Among the lines of the records below, copy those that hold the word "data".

** Records provided follows **

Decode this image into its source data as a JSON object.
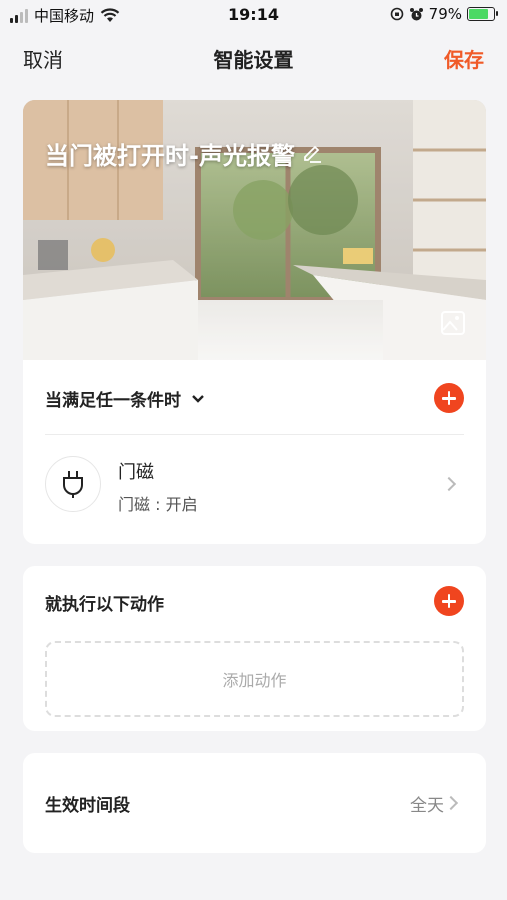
{
  "status_bar": {
    "carrier": "中国移动",
    "time": "19:14",
    "battery": "79%",
    "battery_level": 0.79
  },
  "nav": {
    "cancel": "取消",
    "title": "智能设置",
    "save": "保存"
  },
  "hero": {
    "title": "当门被打开时-声光报警",
    "icons": [
      "edit-icon",
      "image-icon"
    ]
  },
  "condition": {
    "title": "当满足任一条件时",
    "device": {
      "name": "门磁",
      "status": "门磁 : 开启",
      "icon": "plug-icon"
    }
  },
  "action": {
    "title": "就执行以下动作",
    "add_label": "添加动作"
  },
  "schedule": {
    "label": "生效时间段",
    "value": "全天"
  },
  "colors": {
    "accent": "#f05a28",
    "add_button": "#f0451f",
    "background": "#f4f4f6"
  }
}
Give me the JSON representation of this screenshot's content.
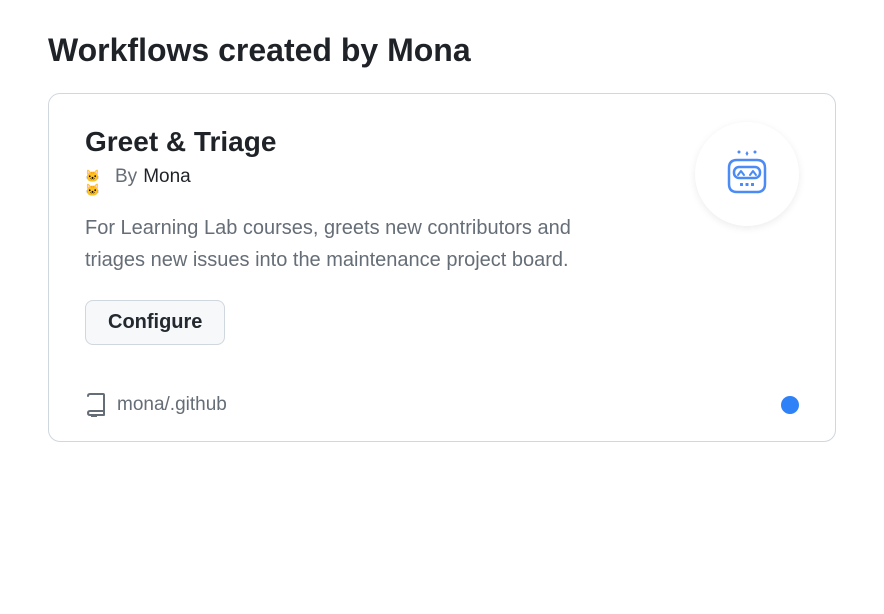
{
  "page": {
    "title": "Workflows created by Mona"
  },
  "workflow": {
    "title": "Greet & Triage",
    "byline_prefix": "By",
    "author": "Mona",
    "description": "For Learning Lab courses, greets new contributors and triages new issues into the maintenance project board.",
    "configure_label": "Configure",
    "repo": "mona/.github"
  },
  "colors": {
    "accent": "#2f81f7"
  }
}
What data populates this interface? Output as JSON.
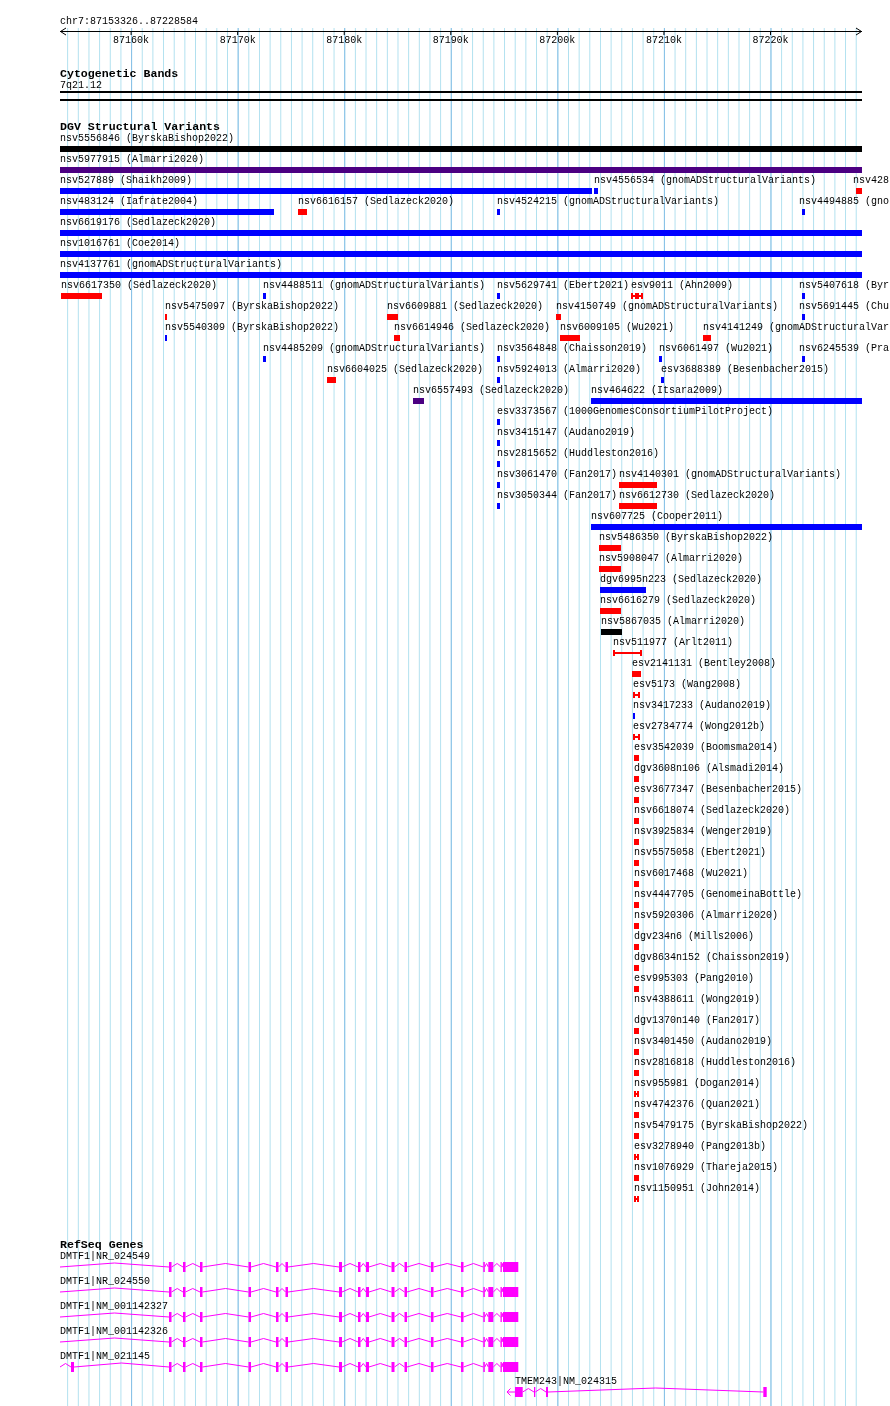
{
  "ruler": {
    "range": "chr7:87153326..87228584",
    "ticks": [
      "87160k",
      "87170k",
      "87180k",
      "87190k",
      "87200k",
      "87210k",
      "87220k"
    ]
  },
  "tracks": [
    {
      "kind": "bands",
      "title": "Cytogenetic Bands",
      "bands": [
        {
          "label": "7q21.12"
        }
      ]
    },
    {
      "kind": "variants",
      "title": "DGV Structural Variants",
      "rows": [
        {
          "features": [
            {
              "label": "nsv5556846 (ByrskaBishop2022)",
              "kind": "box",
              "color": "#000000"
            }
          ]
        },
        {
          "features": [
            {
              "label": "nsv5977915 (Almarri2020)",
              "kind": "box",
              "color": "#4b0082"
            }
          ]
        },
        {
          "features": [
            {
              "label": "nsv527889 (Shaikh2009)",
              "kind": "box",
              "color": "#0000ff"
            },
            {
              "label": "nsv4556534 (gnomADStructuralVariants)",
              "kind": "box",
              "color": "#0000ff"
            },
            {
              "label": "nsv428",
              "kind": "box",
              "color": "#ff0000"
            }
          ]
        },
        {
          "features": [
            {
              "label": "nsv483124 (Iafrate2004)",
              "kind": "box",
              "color": "#0000ff"
            },
            {
              "label": "nsv6616157 (Sedlazeck2020)",
              "kind": "box",
              "color": "#ff0000"
            },
            {
              "label": "nsv4524215 (gnomADStructuralVariants)",
              "kind": "box",
              "color": "#0000ff"
            },
            {
              "label": "nsv4494885 (gno",
              "kind": "box",
              "color": "#0000ff"
            }
          ]
        },
        {
          "features": [
            {
              "label": "nsv6619176 (Sedlazeck2020)",
              "kind": "box",
              "color": "#0000ff"
            }
          ]
        },
        {
          "features": [
            {
              "label": "nsv1016761 (Coe2014)",
              "kind": "box",
              "color": "#0000ff"
            }
          ]
        },
        {
          "features": [
            {
              "label": "nsv4137761 (gnomADStructuralVariants)",
              "kind": "box",
              "color": "#0000ff"
            }
          ]
        },
        {
          "features": [
            {
              "label": "nsv6617350 (Sedlazeck2020)",
              "kind": "box",
              "color": "#ff0000"
            },
            {
              "label": "nsv4488511 (gnomADStructuralVariants)",
              "kind": "box",
              "color": "#0000ff"
            },
            {
              "label": "nsv5629741 (Ebert2021)",
              "kind": "box",
              "color": "#0000ff"
            },
            {
              "label": "esv9011 (Ahn2009)",
              "kind": "double_capped",
              "color": "#ff0000"
            },
            {
              "label": "nsv5407618 (Byr",
              "kind": "box",
              "color": "#0000ff"
            }
          ]
        },
        {
          "features": [
            {
              "label": "nsv5475097 (ByrskaBishop2022)",
              "kind": "box",
              "color": "#ff0000"
            },
            {
              "label": "nsv6609881 (Sedlazeck2020)",
              "kind": "box",
              "color": "#ff0000"
            },
            {
              "label": "nsv4150749 (gnomADStructuralVariants)",
              "kind": "box",
              "color": "#ff0000"
            },
            {
              "label": "nsv5691445 (Chu",
              "kind": "box",
              "color": "#0000ff"
            }
          ]
        },
        {
          "features": [
            {
              "label": "nsv5540309 (ByrskaBishop2022)",
              "kind": "box",
              "color": "#0000ff"
            },
            {
              "label": "nsv6614946 (Sedlazeck2020)",
              "kind": "box",
              "color": "#ff0000"
            },
            {
              "label": "nsv6009105 (Wu2021)",
              "kind": "box",
              "color": "#ff0000"
            },
            {
              "label": "nsv4141249 (gnomADStructuralVar",
              "kind": "box",
              "color": "#ff0000"
            }
          ]
        },
        {
          "features": [
            {
              "label": "nsv4485209 (gnomADStructuralVariants)",
              "kind": "box",
              "color": "#0000ff"
            },
            {
              "label": "nsv3564848 (Chaisson2019)",
              "kind": "box",
              "color": "#0000ff"
            },
            {
              "label": "nsv6061497 (Wu2021)",
              "kind": "box",
              "color": "#0000ff"
            },
            {
              "label": "nsv6245539 (Pra",
              "kind": "box",
              "color": "#0000ff"
            }
          ]
        },
        {
          "features": [
            {
              "label": "nsv6604025 (Sedlazeck2020)",
              "kind": "box",
              "color": "#ff0000"
            },
            {
              "label": "nsv5924013 (Almarri2020)",
              "kind": "box",
              "color": "#0000ff"
            },
            {
              "label": "esv3688389 (Besenbacher2015)",
              "kind": "box",
              "color": "#0000ff"
            }
          ]
        },
        {
          "features": [
            {
              "label": "nsv6557493 (Sedlazeck2020)",
              "kind": "box",
              "color": "#4b0082"
            },
            {
              "label": "nsv464622 (Itsara2009)",
              "kind": "box",
              "color": "#0000ff"
            }
          ]
        },
        {
          "features": [
            {
              "label": "esv3373567 (1000GenomesConsortiumPilotProject)",
              "kind": "box",
              "color": "#0000ff"
            }
          ]
        },
        {
          "features": [
            {
              "label": "nsv3415147 (Audano2019)",
              "kind": "box",
              "color": "#0000ff"
            }
          ]
        },
        {
          "features": [
            {
              "label": "nsv2815652 (Huddleston2016)",
              "kind": "box",
              "color": "#0000ff"
            }
          ]
        },
        {
          "features": [
            {
              "label": "nsv3061470 (Fan2017)",
              "kind": "box",
              "color": "#0000ff"
            },
            {
              "label": "nsv4140301 (gnomADStructuralVariants)",
              "kind": "box",
              "color": "#ff0000"
            }
          ]
        },
        {
          "features": [
            {
              "label": "nsv3050344 (Fan2017)",
              "kind": "box",
              "color": "#0000ff"
            },
            {
              "label": "nsv6612730 (Sedlazeck2020)",
              "kind": "box",
              "color": "#ff0000"
            }
          ]
        },
        {
          "features": [
            {
              "label": "nsv607725 (Cooper2011)",
              "kind": "box",
              "color": "#0000ff"
            }
          ]
        },
        {
          "features": [
            {
              "label": "nsv5486350 (ByrskaBishop2022)",
              "kind": "box",
              "color": "#ff0000"
            }
          ]
        },
        {
          "features": [
            {
              "label": "nsv5908047 (Almarri2020)",
              "kind": "box",
              "color": "#ff0000"
            }
          ]
        },
        {
          "features": [
            {
              "label": "dgv6995n223 (Sedlazeck2020)",
              "kind": "box",
              "color": "#0000ff"
            }
          ]
        },
        {
          "features": [
            {
              "label": "nsv6616279 (Sedlazeck2020)",
              "kind": "box",
              "color": "#ff0000"
            }
          ]
        },
        {
          "features": [
            {
              "label": "nsv5867035 (Almarri2020)",
              "kind": "box",
              "color": "#000000"
            }
          ]
        },
        {
          "features": [
            {
              "label": "nsv511977 (Arlt2011)",
              "kind": "line_capped",
              "color": "#ff0000"
            }
          ]
        },
        {
          "features": [
            {
              "label": "esv2141131 (Bentley2008)",
              "kind": "box_capped",
              "color": "#ff0000"
            }
          ]
        },
        {
          "features": [
            {
              "label": "esv5173 (Wang2008)",
              "kind": "capped",
              "color": "#ff0000"
            }
          ]
        },
        {
          "features": [
            {
              "label": "nsv3417233 (Audano2019)",
              "kind": "box",
              "color": "#0000ff"
            }
          ]
        },
        {
          "features": [
            {
              "label": "esv2734774 (Wong2012b)",
              "kind": "capped",
              "color": "#ff0000"
            }
          ]
        },
        {
          "features": [
            {
              "label": "esv3542039 (Boomsma2014)",
              "kind": "box",
              "color": "#ff0000"
            }
          ]
        },
        {
          "features": [
            {
              "label": "dgv3608n106 (Alsmadi2014)",
              "kind": "box",
              "color": "#ff0000"
            }
          ]
        },
        {
          "features": [
            {
              "label": "esv3677347 (Besenbacher2015)",
              "kind": "box",
              "color": "#ff0000"
            }
          ]
        },
        {
          "features": [
            {
              "label": "nsv6618074 (Sedlazeck2020)",
              "kind": "box",
              "color": "#ff0000"
            }
          ]
        },
        {
          "features": [
            {
              "label": "nsv3925834 (Wenger2019)",
              "kind": "box",
              "color": "#ff0000"
            }
          ]
        },
        {
          "features": [
            {
              "label": "nsv5575058 (Ebert2021)",
              "kind": "box",
              "color": "#ff0000"
            }
          ]
        },
        {
          "features": [
            {
              "label": "nsv6017468 (Wu2021)",
              "kind": "box",
              "color": "#ff0000"
            }
          ]
        },
        {
          "features": [
            {
              "label": "nsv4447705 (GenomeinaBottle)",
              "kind": "box",
              "color": "#ff0000"
            }
          ]
        },
        {
          "features": [
            {
              "label": "nsv5920306 (Almarri2020)",
              "kind": "box",
              "color": "#ff0000"
            }
          ]
        },
        {
          "features": [
            {
              "label": "dgv234n6 (Mills2006)",
              "kind": "box",
              "color": "#ff0000"
            }
          ]
        },
        {
          "features": [
            {
              "label": "dgv8634n152 (Chaisson2019)",
              "kind": "box",
              "color": "#ff0000"
            }
          ]
        },
        {
          "features": [
            {
              "label": "esv995303 (Pang2010)",
              "kind": "box",
              "color": "#ff0000"
            }
          ]
        },
        {
          "features": [
            {
              "label": "nsv4388611 (Wong2019)",
              "kind": "unmarked"
            }
          ]
        },
        {
          "features": [
            {
              "label": "dgv1370n140 (Fan2017)",
              "kind": "box",
              "color": "#ff0000"
            }
          ]
        },
        {
          "features": [
            {
              "label": "nsv3401450 (Audano2019)",
              "kind": "box",
              "color": "#ff0000"
            }
          ]
        },
        {
          "features": [
            {
              "label": "nsv2816818 (Huddleston2016)",
              "kind": "box",
              "color": "#ff0000"
            }
          ]
        },
        {
          "features": [
            {
              "label": "nsv955981 (Dogan2014)",
              "kind": "capped",
              "color": "#ff0000"
            }
          ]
        },
        {
          "features": [
            {
              "label": "nsv4742376 (Quan2021)",
              "kind": "box",
              "color": "#ff0000"
            }
          ]
        },
        {
          "features": [
            {
              "label": "nsv5479175 (ByrskaBishop2022)",
              "kind": "box",
              "color": "#ff0000"
            }
          ]
        },
        {
          "features": [
            {
              "label": "esv3278940 (Pang2013b)",
              "kind": "capped",
              "color": "#ff0000"
            }
          ]
        },
        {
          "features": [
            {
              "label": "nsv1076929 (Thareja2015)",
              "kind": "box",
              "color": "#ff0000"
            }
          ]
        },
        {
          "features": [
            {
              "label": "nsv1150951 (John2014)",
              "kind": "capped",
              "color": "#ff0000"
            }
          ]
        }
      ]
    },
    {
      "kind": "genes",
      "title": "RefSeq Genes",
      "genes": [
        {
          "label": "DMTF1|NR_024549",
          "arrow": false
        },
        {
          "label": "DMTF1|NR_024550",
          "arrow": false
        },
        {
          "label": "DMTF1|NM_001142327",
          "arrow": false
        },
        {
          "label": "DMTF1|NM_001142326",
          "arrow": false
        },
        {
          "label": "DMTF1|NM_021145",
          "arrow": false
        },
        {
          "label": "TMEM243|NM_024315",
          "arrow": true
        }
      ]
    }
  ]
}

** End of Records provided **

— Written answer —
Decode this image into its source data as a JSON object.
What data populates this interface? Output as JSON.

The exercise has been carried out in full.